--- DATASET EXTRACT Enclosed Below ---

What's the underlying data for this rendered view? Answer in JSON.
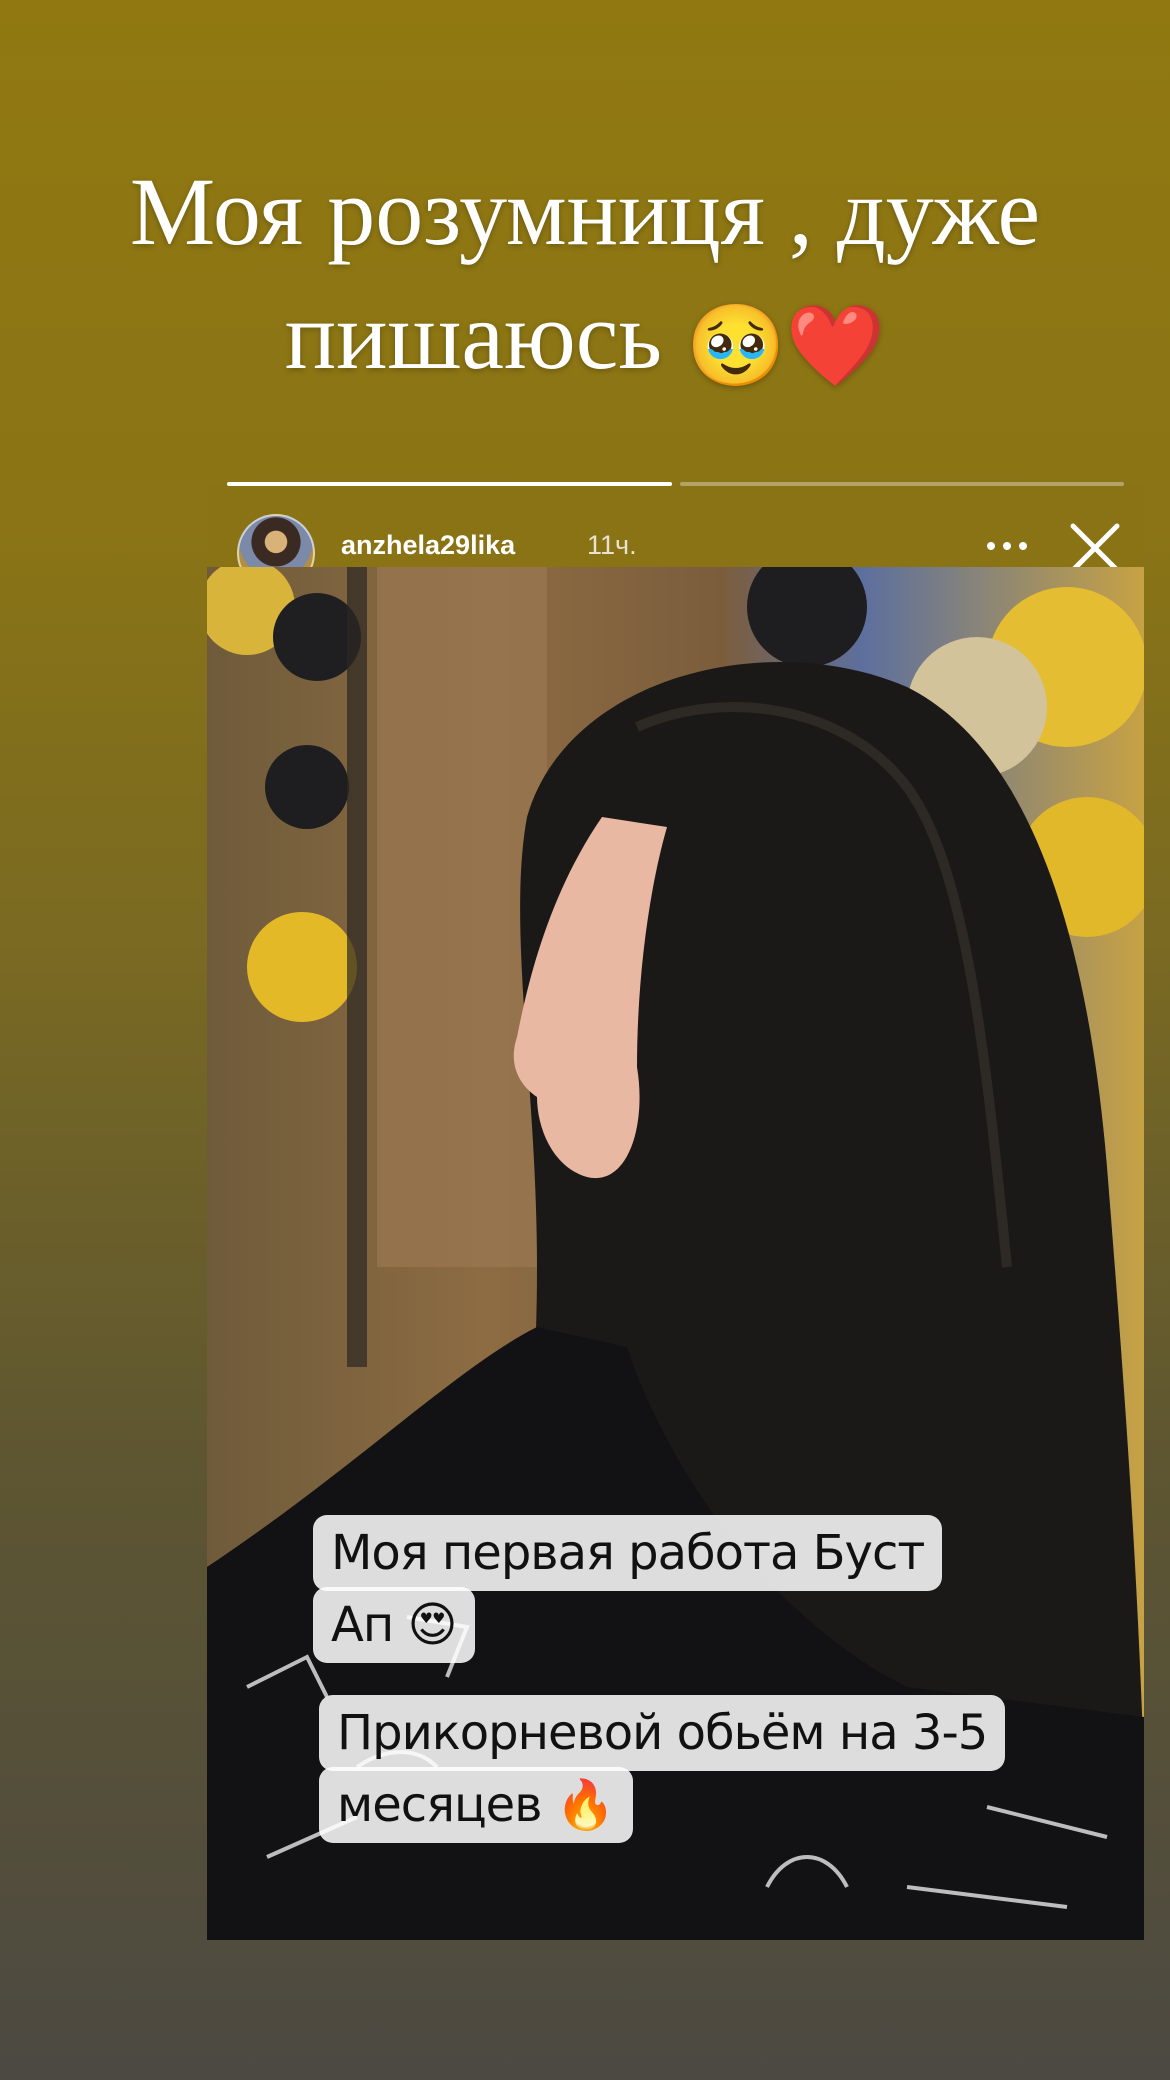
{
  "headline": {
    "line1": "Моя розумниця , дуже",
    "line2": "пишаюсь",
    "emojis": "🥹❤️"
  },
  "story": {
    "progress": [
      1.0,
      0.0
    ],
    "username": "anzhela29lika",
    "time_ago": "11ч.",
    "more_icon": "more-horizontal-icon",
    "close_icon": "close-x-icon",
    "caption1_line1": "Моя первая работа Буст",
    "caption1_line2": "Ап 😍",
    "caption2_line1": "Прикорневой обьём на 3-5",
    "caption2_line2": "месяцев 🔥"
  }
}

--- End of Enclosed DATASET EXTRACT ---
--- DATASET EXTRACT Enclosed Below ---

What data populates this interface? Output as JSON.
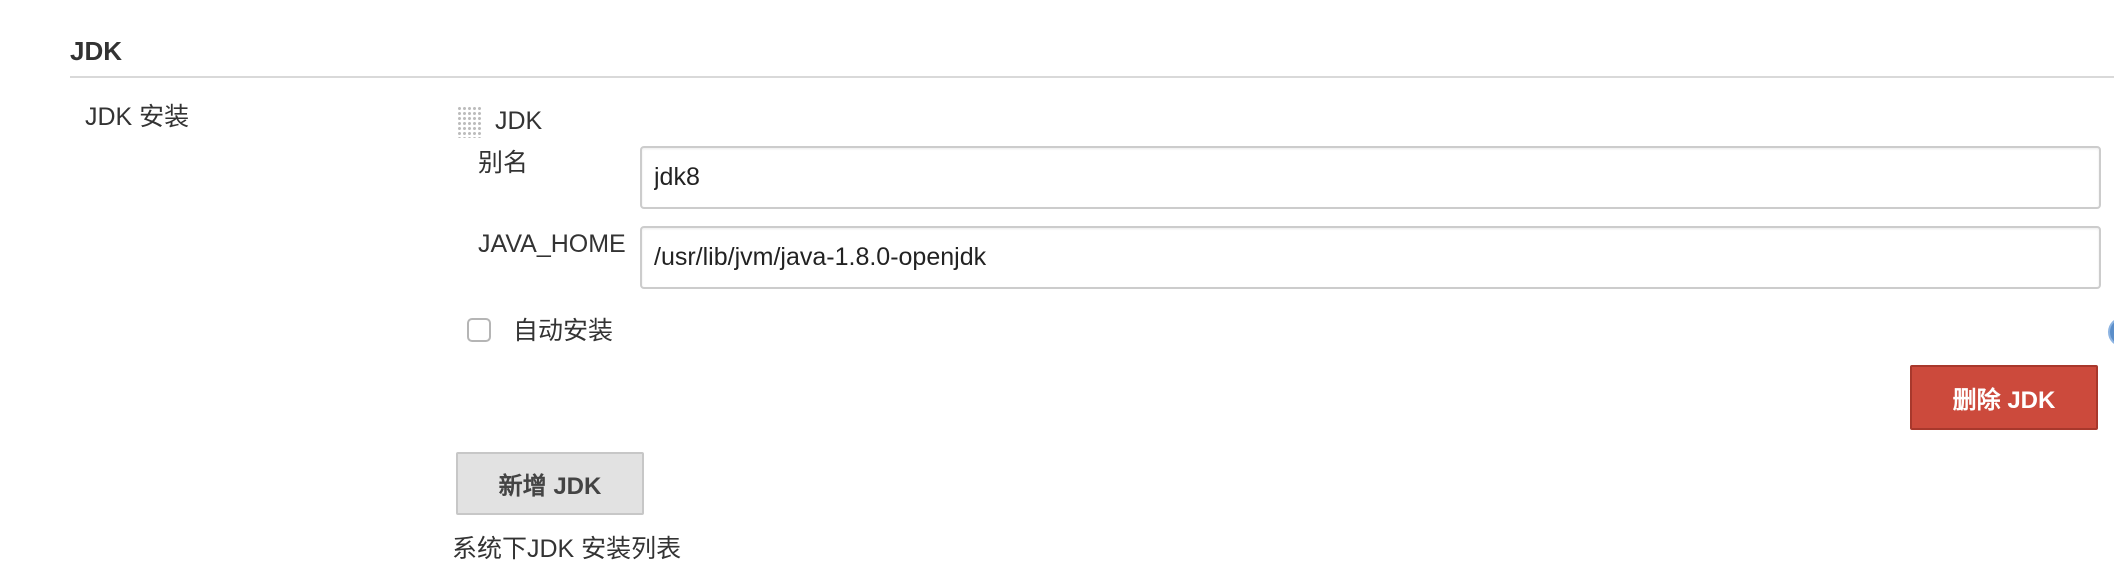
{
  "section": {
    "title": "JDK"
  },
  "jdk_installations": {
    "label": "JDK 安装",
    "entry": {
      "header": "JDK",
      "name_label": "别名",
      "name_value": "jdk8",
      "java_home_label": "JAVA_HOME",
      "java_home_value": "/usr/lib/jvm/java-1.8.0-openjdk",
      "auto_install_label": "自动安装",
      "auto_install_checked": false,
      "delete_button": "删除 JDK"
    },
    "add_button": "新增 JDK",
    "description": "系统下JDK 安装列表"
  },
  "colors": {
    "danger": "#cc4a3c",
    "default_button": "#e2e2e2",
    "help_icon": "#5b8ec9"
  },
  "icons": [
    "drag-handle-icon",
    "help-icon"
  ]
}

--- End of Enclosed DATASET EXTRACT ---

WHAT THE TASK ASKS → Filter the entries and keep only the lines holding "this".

SOLUTION TO THE PROBLEM →
What's the underlying data for this rendered view? Answer in JSON.
What data populates this interface? Output as JSON.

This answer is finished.